Your result should be the lines holding the word "icon", copied from the entries below.

##### Listed records #####

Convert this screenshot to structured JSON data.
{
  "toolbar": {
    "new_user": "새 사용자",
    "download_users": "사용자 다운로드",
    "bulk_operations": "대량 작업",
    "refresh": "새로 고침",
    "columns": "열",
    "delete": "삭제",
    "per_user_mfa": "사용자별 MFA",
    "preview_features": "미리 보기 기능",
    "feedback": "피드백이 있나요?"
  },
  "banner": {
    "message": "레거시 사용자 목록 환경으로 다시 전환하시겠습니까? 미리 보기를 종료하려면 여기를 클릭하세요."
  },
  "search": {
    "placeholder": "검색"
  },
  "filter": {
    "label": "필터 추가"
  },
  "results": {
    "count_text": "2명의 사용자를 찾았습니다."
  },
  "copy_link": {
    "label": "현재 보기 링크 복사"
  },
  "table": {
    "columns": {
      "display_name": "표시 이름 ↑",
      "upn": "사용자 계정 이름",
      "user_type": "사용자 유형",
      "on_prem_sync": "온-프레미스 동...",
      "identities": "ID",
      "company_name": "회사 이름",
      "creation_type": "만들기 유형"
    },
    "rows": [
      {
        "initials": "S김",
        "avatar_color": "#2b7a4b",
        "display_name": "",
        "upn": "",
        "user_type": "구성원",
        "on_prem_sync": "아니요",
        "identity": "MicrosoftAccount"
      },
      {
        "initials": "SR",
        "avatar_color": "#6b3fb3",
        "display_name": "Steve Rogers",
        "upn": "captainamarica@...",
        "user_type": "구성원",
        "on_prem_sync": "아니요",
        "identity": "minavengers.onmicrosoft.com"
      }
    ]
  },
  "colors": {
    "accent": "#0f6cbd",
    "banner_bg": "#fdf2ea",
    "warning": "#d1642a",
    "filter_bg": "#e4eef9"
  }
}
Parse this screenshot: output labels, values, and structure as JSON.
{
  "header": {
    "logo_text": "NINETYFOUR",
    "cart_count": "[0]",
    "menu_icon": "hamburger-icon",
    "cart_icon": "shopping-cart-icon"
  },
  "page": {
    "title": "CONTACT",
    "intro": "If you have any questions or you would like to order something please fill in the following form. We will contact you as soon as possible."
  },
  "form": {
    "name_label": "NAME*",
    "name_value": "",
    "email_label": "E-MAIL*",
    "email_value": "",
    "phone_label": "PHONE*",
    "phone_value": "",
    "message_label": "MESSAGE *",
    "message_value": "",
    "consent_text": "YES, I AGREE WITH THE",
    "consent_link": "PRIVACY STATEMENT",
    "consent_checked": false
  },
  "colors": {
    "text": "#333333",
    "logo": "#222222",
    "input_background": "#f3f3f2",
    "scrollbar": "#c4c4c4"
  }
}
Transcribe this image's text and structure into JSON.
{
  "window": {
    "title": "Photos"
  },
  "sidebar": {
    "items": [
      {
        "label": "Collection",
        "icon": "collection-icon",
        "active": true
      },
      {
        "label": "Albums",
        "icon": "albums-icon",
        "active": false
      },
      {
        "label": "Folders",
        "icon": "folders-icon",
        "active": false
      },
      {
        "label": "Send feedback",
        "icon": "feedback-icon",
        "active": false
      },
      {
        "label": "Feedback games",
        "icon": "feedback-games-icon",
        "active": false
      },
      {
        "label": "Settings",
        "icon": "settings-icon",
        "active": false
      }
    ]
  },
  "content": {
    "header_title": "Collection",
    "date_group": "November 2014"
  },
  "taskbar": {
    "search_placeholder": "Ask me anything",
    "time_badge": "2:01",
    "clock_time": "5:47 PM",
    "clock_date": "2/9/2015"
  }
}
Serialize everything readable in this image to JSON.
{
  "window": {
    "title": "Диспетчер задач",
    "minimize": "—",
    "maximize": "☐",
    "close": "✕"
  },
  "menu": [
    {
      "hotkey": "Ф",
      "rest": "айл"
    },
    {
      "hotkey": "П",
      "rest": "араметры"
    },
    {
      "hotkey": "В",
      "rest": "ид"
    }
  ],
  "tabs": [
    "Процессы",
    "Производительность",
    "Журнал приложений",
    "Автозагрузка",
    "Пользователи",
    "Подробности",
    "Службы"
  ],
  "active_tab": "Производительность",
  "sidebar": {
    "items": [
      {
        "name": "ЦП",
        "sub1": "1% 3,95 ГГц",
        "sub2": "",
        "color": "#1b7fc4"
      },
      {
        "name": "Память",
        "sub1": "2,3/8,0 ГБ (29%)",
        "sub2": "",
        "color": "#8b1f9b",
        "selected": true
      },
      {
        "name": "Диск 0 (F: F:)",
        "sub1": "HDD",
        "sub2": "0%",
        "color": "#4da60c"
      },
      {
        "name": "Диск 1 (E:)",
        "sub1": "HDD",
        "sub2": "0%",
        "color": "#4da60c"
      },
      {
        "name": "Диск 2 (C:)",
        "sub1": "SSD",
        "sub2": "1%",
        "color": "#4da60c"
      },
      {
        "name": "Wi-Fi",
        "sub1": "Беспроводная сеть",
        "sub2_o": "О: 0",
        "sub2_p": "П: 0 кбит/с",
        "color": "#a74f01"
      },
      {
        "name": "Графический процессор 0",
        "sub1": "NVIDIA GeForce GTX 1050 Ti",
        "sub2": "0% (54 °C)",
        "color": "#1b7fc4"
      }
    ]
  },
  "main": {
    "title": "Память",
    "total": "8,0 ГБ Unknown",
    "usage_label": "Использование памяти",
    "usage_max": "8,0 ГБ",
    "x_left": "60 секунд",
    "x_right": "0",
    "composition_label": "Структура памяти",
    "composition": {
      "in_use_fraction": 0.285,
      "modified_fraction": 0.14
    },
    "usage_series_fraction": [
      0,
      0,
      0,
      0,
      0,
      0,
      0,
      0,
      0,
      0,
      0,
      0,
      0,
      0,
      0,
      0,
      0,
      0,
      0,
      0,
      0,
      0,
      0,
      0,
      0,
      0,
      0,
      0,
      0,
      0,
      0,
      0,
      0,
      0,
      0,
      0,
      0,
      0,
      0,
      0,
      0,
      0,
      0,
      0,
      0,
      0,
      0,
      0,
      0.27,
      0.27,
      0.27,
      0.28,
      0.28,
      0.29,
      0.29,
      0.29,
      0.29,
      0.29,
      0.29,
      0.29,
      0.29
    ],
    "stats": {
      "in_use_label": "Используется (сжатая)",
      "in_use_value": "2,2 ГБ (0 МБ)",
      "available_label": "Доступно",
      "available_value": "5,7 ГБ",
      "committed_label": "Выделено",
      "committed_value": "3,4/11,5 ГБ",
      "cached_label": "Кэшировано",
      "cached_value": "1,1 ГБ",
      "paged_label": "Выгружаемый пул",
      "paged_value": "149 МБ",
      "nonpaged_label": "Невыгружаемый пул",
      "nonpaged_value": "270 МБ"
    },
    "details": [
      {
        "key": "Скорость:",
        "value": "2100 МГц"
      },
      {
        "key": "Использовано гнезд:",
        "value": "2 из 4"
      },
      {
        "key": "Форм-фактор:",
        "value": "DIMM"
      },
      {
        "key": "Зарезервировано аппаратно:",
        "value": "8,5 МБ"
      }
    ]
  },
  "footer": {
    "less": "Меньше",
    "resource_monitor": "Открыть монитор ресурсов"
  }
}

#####

Result:
    "menu_icon": "hamburger-icon",
    "cart_icon": "shopping-cart-icon"
        "icon": "collection-icon",
        "icon": "albums-icon",
        "icon": "folders-icon",
        "icon": "feedback-icon",
        "icon": "feedback-games-icon",
        "icon": "settings-icon",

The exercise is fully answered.